*Information:*
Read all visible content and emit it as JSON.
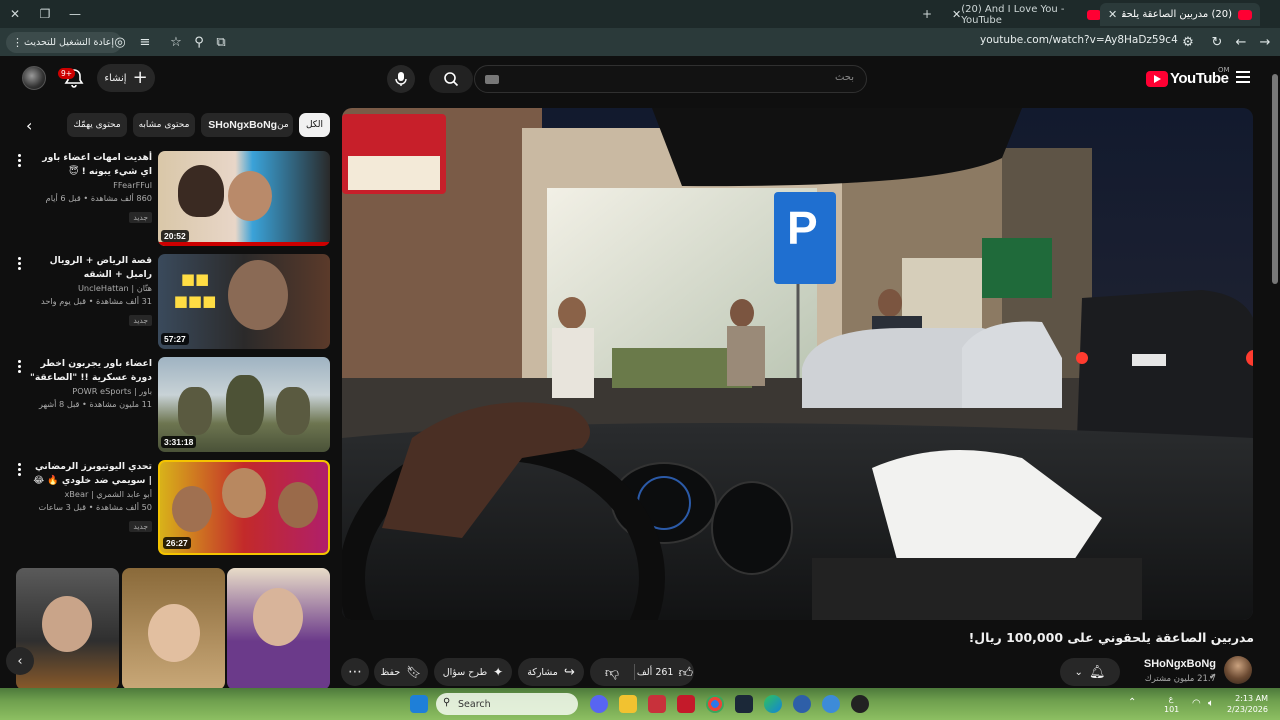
{
  "browser": {
    "tabs": [
      {
        "title": "(20) مدربين الصاعقة يلحقوني ع...",
        "active": true
      },
      {
        "title": "(20) And I Love You - YouTube",
        "active": false
      }
    ],
    "new_tab": "+",
    "url": "youtube.com/watch?v=Ay8HaDz59c4",
    "reload_update_label": "إعادة التشغيل للتحديث"
  },
  "youtube": {
    "logo_text": "YouTube",
    "country_code": "OM",
    "search_placeholder": "بحث",
    "create_label": "إنشاء",
    "notification_count": "9+"
  },
  "chips": [
    {
      "label": "الكل",
      "active": true
    },
    {
      "label": "من",
      "channel": "SHoNgxBoNg",
      "active": false
    },
    {
      "label": "محتوى مشابه",
      "active": false
    },
    {
      "label": "محتوى يهمّك",
      "active": false
    }
  ],
  "video": {
    "title": "مدربين الصاعقة يلحقوني على 100,000 ريال!",
    "channel": "SHoNgxBoNg",
    "subscribers": "21.7 مليون مشترك",
    "likes": "261 ألف",
    "share_label": "مشاركة",
    "ask_label": "طرح سؤال",
    "save_label": "حفظ"
  },
  "recommendations": [
    {
      "title": "أهديت امهات اعضاء باور اي شيء يبونه ! 😇",
      "channel": "FFearFFul",
      "stats": "860 ألف مشاهدة • قبل 6 أيام",
      "badge": "جديد",
      "duration": "20:52"
    },
    {
      "title": "قصة الرياض + الرويال رامبل + الشقه",
      "channel": "هتّان | UncleHattan",
      "stats": "31 ألف مشاهدة • قبل يوم واحد",
      "badge": "جديد",
      "duration": "57:27"
    },
    {
      "title": "اعضاء باور يجربون اخطر دورة عسكرية !! \"الصاعقة\" ⚡",
      "channel": "باور | POWR eSports",
      "stats": "11 مليون مشاهدة • قبل 8 أشهر",
      "badge": "",
      "duration": "3:31:18"
    },
    {
      "title": "تحدي اليوتيوبرز الرمضاني | سويمي ضد خلودي 🔥 😂",
      "channel": "أبو عابد الشمري | xBear",
      "stats": "50 ألف مشاهدة • قبل 3 ساعات",
      "badge": "جديد",
      "duration": "26:27"
    }
  ],
  "taskbar": {
    "search_label": "Search",
    "time": "2:13 AM",
    "date": "2/23/2026",
    "lang": "ع",
    "lang_num": "101"
  }
}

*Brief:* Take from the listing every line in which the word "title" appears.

*Your solution:*
        "title": "(20) مدربين الصاعقة يلحقوني ع...",
        "title": "(20) And I Love You - YouTube",
    "title": "مدربين الصاعقة يلحقوني على 100,000 ريال!",
      "title": "أهديت امهات اعضاء باور اي شيء يبونه ! 😇",
      "title": "قصة الرياض + الرويال رامبل + الشقه",
      "title": "اعضاء باور يجربون اخطر دورة عسكرية !! \"الصاعقة\" ⚡",
      "title": "تحدي اليوتيوبرز الرمضاني | سويمي ضد خلودي 🔥 😂",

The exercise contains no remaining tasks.